(EXERCISE PROMPT) From the entries below, copy every line that has the word "this".

[Stored entries]
################

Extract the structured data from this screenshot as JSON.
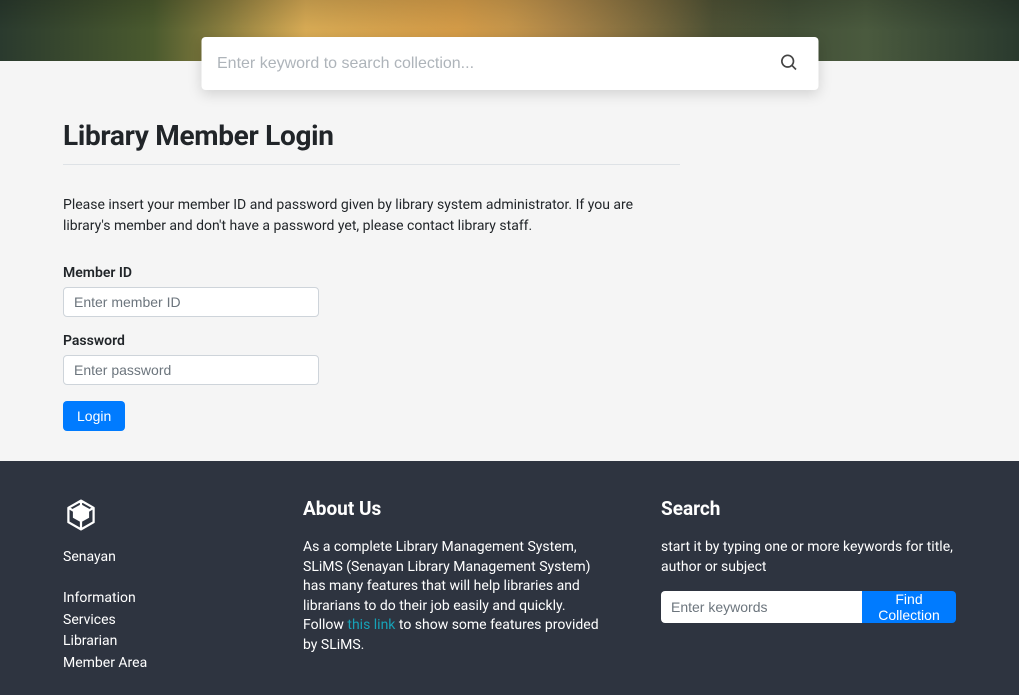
{
  "header": {
    "search_placeholder": "Enter keyword to search collection..."
  },
  "main": {
    "title": "Library Member Login",
    "instructions": "Please insert your member ID and password given by library system administrator. If you are library's member and don't have a password yet, please contact library staff.",
    "member_id_label": "Member ID",
    "member_id_placeholder": "Enter member ID",
    "password_label": "Password",
    "password_placeholder": "Enter password",
    "login_button": "Login"
  },
  "footer": {
    "brand": "Senayan",
    "links": [
      "Information",
      "Services",
      "Librarian",
      "Member Area"
    ],
    "about": {
      "heading": "About Us",
      "text_before": "As a complete Library Management System, SLiMS (Senayan Library Management System) has many features that will help libraries and librarians to do their job easily and quickly. Follow ",
      "link_text": "this link",
      "text_after": " to show some features provided by SLiMS."
    },
    "search": {
      "heading": "Search",
      "text": "start it by typing one or more keywords for title, author or subject",
      "placeholder": "Enter keywords",
      "button": "Find Collection"
    }
  }
}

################

(RESPONSE AREA)
Extract the structured data from this screenshot as JSON.
      "link_text": "this link",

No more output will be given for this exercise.